● Exercise directions
Would you please give all the lines below again, exactly as they stand?
*** Opening of Material supplied ***
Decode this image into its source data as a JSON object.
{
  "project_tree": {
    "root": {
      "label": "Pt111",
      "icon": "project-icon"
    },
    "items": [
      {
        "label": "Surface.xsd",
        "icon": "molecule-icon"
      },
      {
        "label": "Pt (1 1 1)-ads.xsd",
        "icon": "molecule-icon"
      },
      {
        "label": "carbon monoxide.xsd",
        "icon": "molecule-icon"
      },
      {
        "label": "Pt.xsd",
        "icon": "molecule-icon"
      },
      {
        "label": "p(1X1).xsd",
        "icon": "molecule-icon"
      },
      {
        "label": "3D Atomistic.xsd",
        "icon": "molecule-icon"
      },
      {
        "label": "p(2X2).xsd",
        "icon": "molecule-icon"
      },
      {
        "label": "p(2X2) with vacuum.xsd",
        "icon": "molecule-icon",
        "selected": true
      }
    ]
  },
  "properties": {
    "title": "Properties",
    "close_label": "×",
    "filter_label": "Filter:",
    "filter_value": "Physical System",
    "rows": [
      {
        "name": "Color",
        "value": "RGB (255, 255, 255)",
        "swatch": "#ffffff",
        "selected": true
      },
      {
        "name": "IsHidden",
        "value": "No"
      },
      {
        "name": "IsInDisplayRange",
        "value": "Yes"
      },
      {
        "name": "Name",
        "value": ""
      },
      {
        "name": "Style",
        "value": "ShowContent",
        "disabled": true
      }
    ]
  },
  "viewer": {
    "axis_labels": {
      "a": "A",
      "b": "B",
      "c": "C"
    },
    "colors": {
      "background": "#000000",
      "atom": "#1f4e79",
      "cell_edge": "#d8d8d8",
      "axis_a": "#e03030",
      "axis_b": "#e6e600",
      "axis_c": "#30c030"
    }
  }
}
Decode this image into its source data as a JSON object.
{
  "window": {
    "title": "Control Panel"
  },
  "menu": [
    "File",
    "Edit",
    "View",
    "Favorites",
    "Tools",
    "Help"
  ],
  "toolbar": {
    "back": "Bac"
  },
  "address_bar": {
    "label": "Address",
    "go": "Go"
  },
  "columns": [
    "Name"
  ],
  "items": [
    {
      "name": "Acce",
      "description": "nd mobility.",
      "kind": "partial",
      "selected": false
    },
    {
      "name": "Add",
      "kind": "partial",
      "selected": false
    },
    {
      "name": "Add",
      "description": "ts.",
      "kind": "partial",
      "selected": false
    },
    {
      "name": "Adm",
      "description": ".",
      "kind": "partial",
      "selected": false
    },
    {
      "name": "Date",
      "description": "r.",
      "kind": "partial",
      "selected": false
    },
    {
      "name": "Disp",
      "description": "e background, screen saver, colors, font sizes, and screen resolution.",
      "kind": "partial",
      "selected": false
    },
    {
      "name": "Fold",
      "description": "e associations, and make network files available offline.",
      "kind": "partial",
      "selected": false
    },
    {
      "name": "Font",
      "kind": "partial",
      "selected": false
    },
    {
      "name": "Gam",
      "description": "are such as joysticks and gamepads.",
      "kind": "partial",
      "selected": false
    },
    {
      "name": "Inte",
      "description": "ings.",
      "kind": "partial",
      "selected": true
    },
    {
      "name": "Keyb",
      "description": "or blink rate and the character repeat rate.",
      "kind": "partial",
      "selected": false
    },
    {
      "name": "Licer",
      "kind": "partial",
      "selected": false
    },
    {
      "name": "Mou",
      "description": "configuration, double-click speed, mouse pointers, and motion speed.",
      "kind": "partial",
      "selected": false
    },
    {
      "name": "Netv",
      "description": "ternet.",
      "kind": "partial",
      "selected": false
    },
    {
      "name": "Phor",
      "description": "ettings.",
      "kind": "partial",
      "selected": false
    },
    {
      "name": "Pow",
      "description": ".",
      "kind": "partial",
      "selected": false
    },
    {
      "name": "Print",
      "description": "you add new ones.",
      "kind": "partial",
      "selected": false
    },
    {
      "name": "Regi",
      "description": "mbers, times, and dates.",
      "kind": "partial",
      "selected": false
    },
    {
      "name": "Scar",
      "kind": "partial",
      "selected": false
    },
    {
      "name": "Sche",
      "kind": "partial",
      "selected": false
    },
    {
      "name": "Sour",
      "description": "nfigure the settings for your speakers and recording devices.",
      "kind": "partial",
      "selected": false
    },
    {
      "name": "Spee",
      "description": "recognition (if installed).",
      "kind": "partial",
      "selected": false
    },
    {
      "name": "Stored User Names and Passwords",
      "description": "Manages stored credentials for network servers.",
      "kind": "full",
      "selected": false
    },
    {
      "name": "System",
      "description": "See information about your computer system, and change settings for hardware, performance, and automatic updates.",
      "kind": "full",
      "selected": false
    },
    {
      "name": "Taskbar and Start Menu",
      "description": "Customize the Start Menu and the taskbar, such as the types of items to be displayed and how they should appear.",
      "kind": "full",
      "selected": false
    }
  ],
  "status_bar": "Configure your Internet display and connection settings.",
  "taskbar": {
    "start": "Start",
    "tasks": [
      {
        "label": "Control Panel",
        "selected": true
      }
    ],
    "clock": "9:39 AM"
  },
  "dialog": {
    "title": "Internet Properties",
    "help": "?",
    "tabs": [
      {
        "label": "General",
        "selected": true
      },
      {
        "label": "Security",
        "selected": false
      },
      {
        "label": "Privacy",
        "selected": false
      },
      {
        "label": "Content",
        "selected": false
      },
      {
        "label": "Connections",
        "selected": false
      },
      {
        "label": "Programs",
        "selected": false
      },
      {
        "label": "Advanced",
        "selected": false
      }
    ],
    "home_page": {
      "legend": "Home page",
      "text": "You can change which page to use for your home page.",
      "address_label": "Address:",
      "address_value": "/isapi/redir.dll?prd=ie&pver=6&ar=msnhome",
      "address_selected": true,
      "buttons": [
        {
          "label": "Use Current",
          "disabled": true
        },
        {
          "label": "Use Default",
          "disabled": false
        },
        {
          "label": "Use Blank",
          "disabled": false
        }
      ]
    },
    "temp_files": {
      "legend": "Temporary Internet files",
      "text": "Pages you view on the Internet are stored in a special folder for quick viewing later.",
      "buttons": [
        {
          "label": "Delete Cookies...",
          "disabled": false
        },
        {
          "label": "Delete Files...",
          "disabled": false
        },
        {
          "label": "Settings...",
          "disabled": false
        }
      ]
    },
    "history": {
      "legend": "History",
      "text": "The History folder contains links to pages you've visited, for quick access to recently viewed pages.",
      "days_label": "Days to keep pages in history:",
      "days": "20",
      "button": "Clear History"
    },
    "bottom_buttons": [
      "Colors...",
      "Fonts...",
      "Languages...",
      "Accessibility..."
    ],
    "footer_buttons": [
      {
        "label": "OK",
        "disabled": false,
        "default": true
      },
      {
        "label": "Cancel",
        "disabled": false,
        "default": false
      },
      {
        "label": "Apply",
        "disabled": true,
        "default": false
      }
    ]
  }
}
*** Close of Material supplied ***
● Written response
Decode this image into its source data as a JSON object.
{
  "project_tree": {
    "root": {
      "label": "Pt111",
      "icon": "project-icon"
    },
    "items": [
      {
        "label": "Surface.xsd",
        "icon": "molecule-icon"
      },
      {
        "label": "Pt (1 1 1)-ads.xsd",
        "icon": "molecule-icon"
      },
      {
        "label": "carbon monoxide.xsd",
        "icon": "molecule-icon"
      },
      {
        "label": "Pt.xsd",
        "icon": "molecule-icon"
      },
      {
        "label": "p(1X1).xsd",
        "icon": "molecule-icon"
      },
      {
        "label": "3D Atomistic.xsd",
        "icon": "molecule-icon"
      },
      {
        "label": "p(2X2).xsd",
        "icon": "molecule-icon"
      },
      {
        "label": "p(2X2) with vacuum.xsd",
        "icon": "molecule-icon",
        "selected": true
      }
    ]
  },
  "properties": {
    "title": "Properties",
    "close_label": "×",
    "filter_label": "Filter:",
    "filter_value": "Physical System",
    "rows": [
      {
        "name": "Color",
        "value": "RGB (255, 255, 255)",
        "swatch": "#ffffff",
        "selected": true
      },
      {
        "name": "IsHidden",
        "value": "No"
      },
      {
        "name": "IsInDisplayRange",
        "value": "Yes"
      },
      {
        "name": "Name",
        "value": ""
      },
      {
        "name": "Style",
        "value": "ShowContent",
        "disabled": true
      }
    ]
  },
  "viewer": {
    "axis_labels": {
      "a": "A",
      "b": "B",
      "c": "C"
    },
    "colors": {
      "background": "#000000",
      "atom": "#1f4e79",
      "cell_edge": "#d8d8d8",
      "axis_a": "#e03030",
      "axis_b": "#e6e600",
      "axis_c": "#30c030"
    }
  }
}
Decode this image into its source data as a JSON object.
{
  "window": {
    "title": "Control Panel"
  },
  "menu": [
    "File",
    "Edit",
    "View",
    "Favorites",
    "Tools",
    "Help"
  ],
  "toolbar": {
    "back": "Bac"
  },
  "address_bar": {
    "label": "Address",
    "go": "Go"
  },
  "columns": [
    "Name"
  ],
  "items": [
    {
      "name": "Acce",
      "description": "nd mobility.",
      "kind": "partial",
      "selected": false
    },
    {
      "name": "Add",
      "kind": "partial",
      "selected": false
    },
    {
      "name": "Add",
      "description": "ts.",
      "kind": "partial",
      "selected": false
    },
    {
      "name": "Adm",
      "description": ".",
      "kind": "partial",
      "selected": false
    },
    {
      "name": "Date",
      "description": "r.",
      "kind": "partial",
      "selected": false
    },
    {
      "name": "Disp",
      "description": "e background, screen saver, colors, font sizes, and screen resolution.",
      "kind": "partial",
      "selected": false
    },
    {
      "name": "Fold",
      "description": "e associations, and make network files available offline.",
      "kind": "partial",
      "selected": false
    },
    {
      "name": "Font",
      "kind": "partial",
      "selected": false
    },
    {
      "name": "Gam",
      "description": "are such as joysticks and gamepads.",
      "kind": "partial",
      "selected": false
    },
    {
      "name": "Inte",
      "description": "ings.",
      "kind": "partial",
      "selected": true
    },
    {
      "name": "Keyb",
      "description": "or blink rate and the character repeat rate.",
      "kind": "partial",
      "selected": false
    },
    {
      "name": "Licer",
      "kind": "partial",
      "selected": false
    },
    {
      "name": "Mou",
      "description": "configuration, double-click speed, mouse pointers, and motion speed.",
      "kind": "partial",
      "selected": false
    },
    {
      "name": "Netv",
      "description": "ternet.",
      "kind": "partial",
      "selected": false
    },
    {
      "name": "Phor",
      "description": "ettings.",
      "kind": "partial",
      "selected": false
    },
    {
      "name": "Pow",
      "description": ".",
      "kind": "partial",
      "selected": false
    },
    {
      "name": "Print",
      "description": "you add new ones.",
      "kind": "partial",
      "selected": false
    },
    {
      "name": "Regi",
      "description": "mbers, times, and dates.",
      "kind": "partial",
      "selected": false
    },
    {
      "name": "Scar",
      "kind": "partial",
      "selected": false
    },
    {
      "name": "Sche",
      "kind": "partial",
      "selected": false
    },
    {
      "name": "Sour",
      "description": "nfigure the settings for your speakers and recording devices.",
      "kind": "partial",
      "selected": false
    },
    {
      "name": "Spee",
      "description": "recognition (if installed).",
      "kind": "partial",
      "selected": false
    },
    {
      "name": "Stored User Names and Passwords",
      "description": "Manages stored credentials for network servers.",
      "kind": "full",
      "selected": false
    },
    {
      "name": "System",
      "description": "See information about your computer system, and change settings for hardware, performance, and automatic updates.",
      "kind": "full",
      "selected": false
    },
    {
      "name": "Taskbar and Start Menu",
      "description": "Customize the Start Menu and the taskbar, such as the types of items to be displayed and how they should appear.",
      "kind": "full",
      "selected": false
    }
  ],
  "status_bar": "Configure your Internet display and connection settings.",
  "taskbar": {
    "start": "Start",
    "tasks": [
      {
        "label": "Control Panel",
        "selected": true
      }
    ],
    "clock": "9:39 AM"
  },
  "dialog": {
    "title": "Internet Properties",
    "help": "?",
    "tabs": [
      {
        "label": "General",
        "selected": true
      },
      {
        "label": "Security",
        "selected": false
      },
      {
        "label": "Privacy",
        "selected": false
      },
      {
        "label": "Content",
        "selected": false
      },
      {
        "label": "Connections",
        "selected": false
      },
      {
        "label": "Programs",
        "selected": false
      },
      {
        "label": "Advanced",
        "selected": false
      }
    ],
    "home_page": {
      "legend": "Home page",
      "text": "You can change which page to use for your home page.",
      "address_label": "Address:",
      "address_value": "/isapi/redir.dll?prd=ie&pver=6&ar=msnhome",
      "address_selected": true,
      "buttons": [
        {
          "label": "Use Current",
          "disabled": true
        },
        {
          "label": "Use Default",
          "disabled": false
        },
        {
          "label": "Use Blank",
          "disabled": false
        }
      ]
    },
    "temp_files": {
      "legend": "Temporary Internet files",
      "text": "Pages you view on the Internet are stored in a special folder for quick viewing later.",
      "buttons": [
        {
          "label": "Delete Cookies...",
          "disabled": false
        },
        {
          "label": "Delete Files...",
          "disabled": false
        },
        {
          "label": "Settings...",
          "disabled": false
        }
      ]
    },
    "history": {
      "legend": "History",
      "text": "The History folder contains links to pages you've visited, for quick access to recently viewed pages.",
      "days_label": "Days to keep pages in history:",
      "days": "20",
      "button": "Clear History"
    },
    "bottom_buttons": [
      "Colors...",
      "Fonts...",
      "Languages...",
      "Accessibility..."
    ],
    "footer_buttons": [
      {
        "label": "OK",
        "disabled": false,
        "default": true
      },
      {
        "label": "Cancel",
        "disabled": false,
        "default": false
      },
      {
        "label": "Apply",
        "disabled": true,
        "default": false
      }
    ]
  }
}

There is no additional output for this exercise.